Action item: The answer must restate every entry below word for word.

BEGIN Information provided

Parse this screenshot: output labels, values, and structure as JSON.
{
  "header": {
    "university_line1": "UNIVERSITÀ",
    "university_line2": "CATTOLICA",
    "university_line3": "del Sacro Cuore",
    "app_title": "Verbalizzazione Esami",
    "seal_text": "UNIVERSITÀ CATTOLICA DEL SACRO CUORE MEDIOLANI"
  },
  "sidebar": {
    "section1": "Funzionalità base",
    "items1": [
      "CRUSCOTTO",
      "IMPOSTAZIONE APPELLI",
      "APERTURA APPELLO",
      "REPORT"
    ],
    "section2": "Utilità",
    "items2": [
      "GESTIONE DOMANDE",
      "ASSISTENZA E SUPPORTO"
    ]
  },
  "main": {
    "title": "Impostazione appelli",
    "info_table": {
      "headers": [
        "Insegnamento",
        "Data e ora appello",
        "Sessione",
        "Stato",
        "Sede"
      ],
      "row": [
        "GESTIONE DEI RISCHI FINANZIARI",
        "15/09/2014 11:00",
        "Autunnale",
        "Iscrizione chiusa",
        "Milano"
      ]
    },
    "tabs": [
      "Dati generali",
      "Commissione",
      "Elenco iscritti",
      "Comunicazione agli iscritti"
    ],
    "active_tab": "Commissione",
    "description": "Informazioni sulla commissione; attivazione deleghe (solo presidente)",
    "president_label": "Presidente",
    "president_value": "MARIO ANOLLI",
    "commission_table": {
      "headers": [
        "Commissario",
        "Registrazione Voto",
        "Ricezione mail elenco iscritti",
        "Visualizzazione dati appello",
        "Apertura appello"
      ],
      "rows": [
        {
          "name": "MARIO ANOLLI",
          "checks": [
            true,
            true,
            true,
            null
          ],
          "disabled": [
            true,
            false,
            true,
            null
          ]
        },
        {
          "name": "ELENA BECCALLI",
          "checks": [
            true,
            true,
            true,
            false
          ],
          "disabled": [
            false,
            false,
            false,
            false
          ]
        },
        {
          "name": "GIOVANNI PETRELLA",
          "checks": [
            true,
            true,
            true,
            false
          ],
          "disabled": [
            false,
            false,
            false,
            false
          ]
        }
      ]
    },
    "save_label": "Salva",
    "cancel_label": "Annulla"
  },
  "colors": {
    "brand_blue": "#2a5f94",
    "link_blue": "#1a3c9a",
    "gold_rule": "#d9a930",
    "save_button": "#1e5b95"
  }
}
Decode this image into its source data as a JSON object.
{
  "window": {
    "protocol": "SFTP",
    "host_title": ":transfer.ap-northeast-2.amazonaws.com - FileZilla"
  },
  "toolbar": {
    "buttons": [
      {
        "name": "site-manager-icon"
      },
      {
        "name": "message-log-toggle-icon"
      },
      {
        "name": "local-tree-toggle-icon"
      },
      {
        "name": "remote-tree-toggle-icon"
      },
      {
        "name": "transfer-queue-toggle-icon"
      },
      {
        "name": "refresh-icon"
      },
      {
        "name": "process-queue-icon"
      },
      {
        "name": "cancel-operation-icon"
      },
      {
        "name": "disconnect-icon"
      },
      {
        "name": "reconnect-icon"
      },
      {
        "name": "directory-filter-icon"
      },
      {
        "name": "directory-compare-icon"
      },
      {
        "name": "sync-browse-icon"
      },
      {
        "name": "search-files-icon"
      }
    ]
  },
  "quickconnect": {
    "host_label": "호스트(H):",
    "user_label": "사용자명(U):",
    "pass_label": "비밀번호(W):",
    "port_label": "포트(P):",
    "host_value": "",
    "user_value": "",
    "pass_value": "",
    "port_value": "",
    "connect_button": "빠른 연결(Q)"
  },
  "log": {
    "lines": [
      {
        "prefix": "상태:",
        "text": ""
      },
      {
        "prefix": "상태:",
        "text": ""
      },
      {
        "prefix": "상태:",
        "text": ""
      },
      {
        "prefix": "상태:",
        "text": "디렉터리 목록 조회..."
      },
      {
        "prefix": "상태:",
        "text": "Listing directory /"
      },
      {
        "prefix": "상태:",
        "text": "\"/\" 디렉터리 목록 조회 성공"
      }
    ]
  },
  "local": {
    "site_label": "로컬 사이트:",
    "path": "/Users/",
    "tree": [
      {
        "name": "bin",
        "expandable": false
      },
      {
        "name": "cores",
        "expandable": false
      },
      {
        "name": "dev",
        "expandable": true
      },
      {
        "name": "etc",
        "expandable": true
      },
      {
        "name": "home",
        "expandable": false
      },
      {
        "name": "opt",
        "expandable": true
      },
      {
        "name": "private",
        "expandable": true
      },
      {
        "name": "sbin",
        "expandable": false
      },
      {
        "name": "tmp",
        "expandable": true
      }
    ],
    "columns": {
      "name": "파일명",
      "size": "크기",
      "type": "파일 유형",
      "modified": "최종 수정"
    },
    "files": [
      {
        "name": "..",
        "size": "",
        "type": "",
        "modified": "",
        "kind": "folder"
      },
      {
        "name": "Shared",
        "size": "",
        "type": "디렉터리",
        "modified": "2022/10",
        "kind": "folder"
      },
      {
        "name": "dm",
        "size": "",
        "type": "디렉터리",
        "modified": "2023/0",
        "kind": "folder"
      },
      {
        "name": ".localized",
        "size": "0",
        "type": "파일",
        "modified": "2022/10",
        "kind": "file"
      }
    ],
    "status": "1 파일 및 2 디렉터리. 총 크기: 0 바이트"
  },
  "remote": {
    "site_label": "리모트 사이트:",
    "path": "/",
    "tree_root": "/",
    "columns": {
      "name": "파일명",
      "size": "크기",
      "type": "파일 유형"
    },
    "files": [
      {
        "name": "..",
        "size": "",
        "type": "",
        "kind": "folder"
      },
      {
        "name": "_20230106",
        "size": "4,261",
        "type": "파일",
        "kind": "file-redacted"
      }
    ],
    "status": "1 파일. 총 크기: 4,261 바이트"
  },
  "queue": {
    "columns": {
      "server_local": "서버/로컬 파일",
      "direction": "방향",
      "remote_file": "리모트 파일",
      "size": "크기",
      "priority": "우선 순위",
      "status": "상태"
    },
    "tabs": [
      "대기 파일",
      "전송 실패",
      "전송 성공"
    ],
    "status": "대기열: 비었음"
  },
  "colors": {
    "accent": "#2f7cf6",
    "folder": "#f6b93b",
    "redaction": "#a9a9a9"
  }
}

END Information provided

Response to this task:
Parse this screenshot: output labels, values, and structure as JSON.
{
  "header": {
    "university_line1": "UNIVERSITÀ",
    "university_line2": "CATTOLICA",
    "university_line3": "del Sacro Cuore",
    "app_title": "Verbalizzazione Esami",
    "seal_text": "UNIVERSITÀ CATTOLICA DEL SACRO CUORE MEDIOLANI"
  },
  "sidebar": {
    "section1": "Funzionalità base",
    "items1": [
      "CRUSCOTTO",
      "IMPOSTAZIONE APPELLI",
      "APERTURA APPELLO",
      "REPORT"
    ],
    "section2": "Utilità",
    "items2": [
      "GESTIONE DOMANDE",
      "ASSISTENZA E SUPPORTO"
    ]
  },
  "main": {
    "title": "Impostazione appelli",
    "info_table": {
      "headers": [
        "Insegnamento",
        "Data e ora appello",
        "Sessione",
        "Stato",
        "Sede"
      ],
      "row": [
        "GESTIONE DEI RISCHI FINANZIARI",
        "15/09/2014 11:00",
        "Autunnale",
        "Iscrizione chiusa",
        "Milano"
      ]
    },
    "tabs": [
      "Dati generali",
      "Commissione",
      "Elenco iscritti",
      "Comunicazione agli iscritti"
    ],
    "active_tab": "Commissione",
    "description": "Informazioni sulla commissione; attivazione deleghe (solo presidente)",
    "president_label": "Presidente",
    "president_value": "MARIO ANOLLI",
    "commission_table": {
      "headers": [
        "Commissario",
        "Registrazione Voto",
        "Ricezione mail elenco iscritti",
        "Visualizzazione dati appello",
        "Apertura appello"
      ],
      "rows": [
        {
          "name": "MARIO ANOLLI",
          "checks": [
            true,
            true,
            true,
            null
          ],
          "disabled": [
            true,
            false,
            true,
            null
          ]
        },
        {
          "name": "ELENA BECCALLI",
          "checks": [
            true,
            true,
            true,
            false
          ],
          "disabled": [
            false,
            false,
            false,
            false
          ]
        },
        {
          "name": "GIOVANNI PETRELLA",
          "checks": [
            true,
            true,
            true,
            false
          ],
          "disabled": [
            false,
            false,
            false,
            false
          ]
        }
      ]
    },
    "save_label": "Salva",
    "cancel_label": "Annulla"
  },
  "colors": {
    "brand_blue": "#2a5f94",
    "link_blue": "#1a3c9a",
    "gold_rule": "#d9a930",
    "save_button": "#1e5b95"
  }
}
Decode this image into its source data as a JSON object.
{
  "window": {
    "protocol": "SFTP",
    "host_title": ":transfer.ap-northeast-2.amazonaws.com - FileZilla"
  },
  "toolbar": {
    "buttons": [
      {
        "name": "site-manager-icon"
      },
      {
        "name": "message-log-toggle-icon"
      },
      {
        "name": "local-tree-toggle-icon"
      },
      {
        "name": "remote-tree-toggle-icon"
      },
      {
        "name": "transfer-queue-toggle-icon"
      },
      {
        "name": "refresh-icon"
      },
      {
        "name": "process-queue-icon"
      },
      {
        "name": "cancel-operation-icon"
      },
      {
        "name": "disconnect-icon"
      },
      {
        "name": "reconnect-icon"
      },
      {
        "name": "directory-filter-icon"
      },
      {
        "name": "directory-compare-icon"
      },
      {
        "name": "sync-browse-icon"
      },
      {
        "name": "search-files-icon"
      }
    ]
  },
  "quickconnect": {
    "host_label": "호스트(H):",
    "user_label": "사용자명(U):",
    "pass_label": "비밀번호(W):",
    "port_label": "포트(P):",
    "host_value": "",
    "user_value": "",
    "pass_value": "",
    "port_value": "",
    "connect_button": "빠른 연결(Q)"
  },
  "log": {
    "lines": [
      {
        "prefix": "상태:",
        "text": ""
      },
      {
        "prefix": "상태:",
        "text": ""
      },
      {
        "prefix": "상태:",
        "text": ""
      },
      {
        "prefix": "상태:",
        "text": "디렉터리 목록 조회..."
      },
      {
        "prefix": "상태:",
        "text": "Listing directory /"
      },
      {
        "prefix": "상태:",
        "text": "\"/\" 디렉터리 목록 조회 성공"
      }
    ]
  },
  "local": {
    "site_label": "로컬 사이트:",
    "path": "/Users/",
    "tree": [
      {
        "name": "bin",
        "expandable": false
      },
      {
        "name": "cores",
        "expandable": false
      },
      {
        "name": "dev",
        "expandable": true
      },
      {
        "name": "etc",
        "expandable": true
      },
      {
        "name": "home",
        "expandable": false
      },
      {
        "name": "opt",
        "expandable": true
      },
      {
        "name": "private",
        "expandable": true
      },
      {
        "name": "sbin",
        "expandable": false
      },
      {
        "name": "tmp",
        "expandable": true
      }
    ],
    "columns": {
      "name": "파일명",
      "size": "크기",
      "type": "파일 유형",
      "modified": "최종 수정"
    },
    "files": [
      {
        "name": "..",
        "size": "",
        "type": "",
        "modified": "",
        "kind": "folder"
      },
      {
        "name": "Shared",
        "size": "",
        "type": "디렉터리",
        "modified": "2022/10",
        "kind": "folder"
      },
      {
        "name": "dm",
        "size": "",
        "type": "디렉터리",
        "modified": "2023/0",
        "kind": "folder"
      },
      {
        "name": ".localized",
        "size": "0",
        "type": "파일",
        "modified": "2022/10",
        "kind": "file"
      }
    ],
    "status": "1 파일 및 2 디렉터리. 총 크기: 0 바이트"
  },
  "remote": {
    "site_label": "리모트 사이트:",
    "path": "/",
    "tree_root": "/",
    "columns": {
      "name": "파일명",
      "size": "크기",
      "type": "파일 유형"
    },
    "files": [
      {
        "name": "..",
        "size": "",
        "type": "",
        "kind": "folder"
      },
      {
        "name": "_20230106",
        "size": "4,261",
        "type": "파일",
        "kind": "file-redacted"
      }
    ],
    "status": "1 파일. 총 크기: 4,261 바이트"
  },
  "queue": {
    "columns": {
      "server_local": "서버/로컬 파일",
      "direction": "방향",
      "remote_file": "리모트 파일",
      "size": "크기",
      "priority": "우선 순위",
      "status": "상태"
    },
    "tabs": [
      "대기 파일",
      "전송 실패",
      "전송 성공"
    ],
    "status": "대기열: 비었음"
  },
  "colors": {
    "accent": "#2f7cf6",
    "folder": "#f6b93b",
    "redaction": "#a9a9a9"
  }
}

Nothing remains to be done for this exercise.